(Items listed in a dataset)
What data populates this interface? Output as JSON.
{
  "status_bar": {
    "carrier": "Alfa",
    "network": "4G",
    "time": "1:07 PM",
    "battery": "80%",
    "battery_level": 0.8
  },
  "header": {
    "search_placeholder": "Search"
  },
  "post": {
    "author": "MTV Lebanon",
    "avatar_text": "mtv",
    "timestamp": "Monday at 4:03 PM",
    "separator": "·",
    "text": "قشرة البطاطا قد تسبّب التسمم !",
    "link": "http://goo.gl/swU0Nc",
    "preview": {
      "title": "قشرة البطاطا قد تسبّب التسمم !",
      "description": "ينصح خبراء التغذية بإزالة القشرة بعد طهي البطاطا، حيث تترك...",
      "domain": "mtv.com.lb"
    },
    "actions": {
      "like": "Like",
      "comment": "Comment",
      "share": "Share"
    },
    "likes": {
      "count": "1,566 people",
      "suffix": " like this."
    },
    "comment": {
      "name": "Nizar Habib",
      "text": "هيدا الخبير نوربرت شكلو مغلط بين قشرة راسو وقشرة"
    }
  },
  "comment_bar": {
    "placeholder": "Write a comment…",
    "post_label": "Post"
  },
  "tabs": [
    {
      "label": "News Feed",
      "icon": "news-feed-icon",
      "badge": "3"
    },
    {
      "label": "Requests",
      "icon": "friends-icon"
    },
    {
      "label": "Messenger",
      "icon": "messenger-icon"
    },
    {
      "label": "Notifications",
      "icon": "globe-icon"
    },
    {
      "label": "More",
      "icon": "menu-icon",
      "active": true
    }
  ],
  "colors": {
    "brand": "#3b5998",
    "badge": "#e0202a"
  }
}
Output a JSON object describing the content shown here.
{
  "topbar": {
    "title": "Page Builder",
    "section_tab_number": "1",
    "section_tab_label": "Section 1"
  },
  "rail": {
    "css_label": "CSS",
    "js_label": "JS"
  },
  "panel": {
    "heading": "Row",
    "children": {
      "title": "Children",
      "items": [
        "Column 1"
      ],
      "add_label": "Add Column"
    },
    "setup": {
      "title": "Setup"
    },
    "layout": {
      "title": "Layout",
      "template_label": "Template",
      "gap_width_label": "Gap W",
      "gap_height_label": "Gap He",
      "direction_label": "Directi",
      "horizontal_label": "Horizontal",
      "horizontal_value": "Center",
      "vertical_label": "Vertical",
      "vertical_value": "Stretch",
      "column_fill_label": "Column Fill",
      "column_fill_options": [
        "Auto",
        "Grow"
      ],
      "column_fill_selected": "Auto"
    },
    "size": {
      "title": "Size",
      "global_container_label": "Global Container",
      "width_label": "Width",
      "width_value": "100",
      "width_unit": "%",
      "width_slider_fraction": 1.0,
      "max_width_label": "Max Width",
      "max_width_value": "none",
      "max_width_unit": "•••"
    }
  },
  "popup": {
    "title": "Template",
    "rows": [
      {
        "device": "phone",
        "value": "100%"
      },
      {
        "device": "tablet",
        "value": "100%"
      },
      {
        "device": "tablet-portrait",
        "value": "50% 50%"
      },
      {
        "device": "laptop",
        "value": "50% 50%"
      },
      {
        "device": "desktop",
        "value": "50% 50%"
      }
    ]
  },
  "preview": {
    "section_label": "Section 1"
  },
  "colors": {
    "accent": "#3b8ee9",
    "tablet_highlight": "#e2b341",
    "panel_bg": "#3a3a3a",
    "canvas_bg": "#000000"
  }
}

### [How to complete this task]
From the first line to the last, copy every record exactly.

### [Solved problem]
What data populates this interface? Output as JSON.
{
  "status_bar": {
    "carrier": "Alfa",
    "network": "4G",
    "time": "1:07 PM",
    "battery": "80%",
    "battery_level": 0.8
  },
  "header": {
    "search_placeholder": "Search"
  },
  "post": {
    "author": "MTV Lebanon",
    "avatar_text": "mtv",
    "timestamp": "Monday at 4:03 PM",
    "separator": "·",
    "text": "قشرة البطاطا قد تسبّب التسمم !",
    "link": "http://goo.gl/swU0Nc",
    "preview": {
      "title": "قشرة البطاطا قد تسبّب التسمم !",
      "description": "ينصح خبراء التغذية بإزالة القشرة بعد طهي البطاطا، حيث تترك...",
      "domain": "mtv.com.lb"
    },
    "actions": {
      "like": "Like",
      "comment": "Comment",
      "share": "Share"
    },
    "likes": {
      "count": "1,566 people",
      "suffix": " like this."
    },
    "comment": {
      "name": "Nizar Habib",
      "text": "هيدا الخبير نوربرت شكلو مغلط بين قشرة راسو وقشرة"
    }
  },
  "comment_bar": {
    "placeholder": "Write a comment…",
    "post_label": "Post"
  },
  "tabs": [
    {
      "label": "News Feed",
      "icon": "news-feed-icon",
      "badge": "3"
    },
    {
      "label": "Requests",
      "icon": "friends-icon"
    },
    {
      "label": "Messenger",
      "icon": "messenger-icon"
    },
    {
      "label": "Notifications",
      "icon": "globe-icon"
    },
    {
      "label": "More",
      "icon": "menu-icon",
      "active": true
    }
  ],
  "colors": {
    "brand": "#3b5998",
    "badge": "#e0202a"
  }
}
Output a JSON object describing the content shown here.
{
  "topbar": {
    "title": "Page Builder",
    "section_tab_number": "1",
    "section_tab_label": "Section 1"
  },
  "rail": {
    "css_label": "CSS",
    "js_label": "JS"
  },
  "panel": {
    "heading": "Row",
    "children": {
      "title": "Children",
      "items": [
        "Column 1"
      ],
      "add_label": "Add Column"
    },
    "setup": {
      "title": "Setup"
    },
    "layout": {
      "title": "Layout",
      "template_label": "Template",
      "gap_width_label": "Gap W",
      "gap_height_label": "Gap He",
      "direction_label": "Directi",
      "horizontal_label": "Horizontal",
      "horizontal_value": "Center",
      "vertical_label": "Vertical",
      "vertical_value": "Stretch",
      "column_fill_label": "Column Fill",
      "column_fill_options": [
        "Auto",
        "Grow"
      ],
      "column_fill_selected": "Auto"
    },
    "size": {
      "title": "Size",
      "global_container_label": "Global Container",
      "width_label": "Width",
      "width_value": "100",
      "width_unit": "%",
      "width_slider_fraction": 1.0,
      "max_width_label": "Max Width",
      "max_width_value": "none",
      "max_width_unit": "•••"
    }
  },
  "popup": {
    "title": "Template",
    "rows": [
      {
        "device": "phone",
        "value": "100%"
      },
      {
        "device": "tablet",
        "value": "100%"
      },
      {
        "device": "tablet-portrait",
        "value": "50% 50%"
      },
      {
        "device": "laptop",
        "value": "50% 50%"
      },
      {
        "device": "desktop",
        "value": "50% 50%"
      }
    ]
  },
  "preview": {
    "section_label": "Section 1"
  },
  "colors": {
    "accent": "#3b8ee9",
    "tablet_highlight": "#e2b341",
    "panel_bg": "#3a3a3a",
    "canvas_bg": "#000000"
  }
}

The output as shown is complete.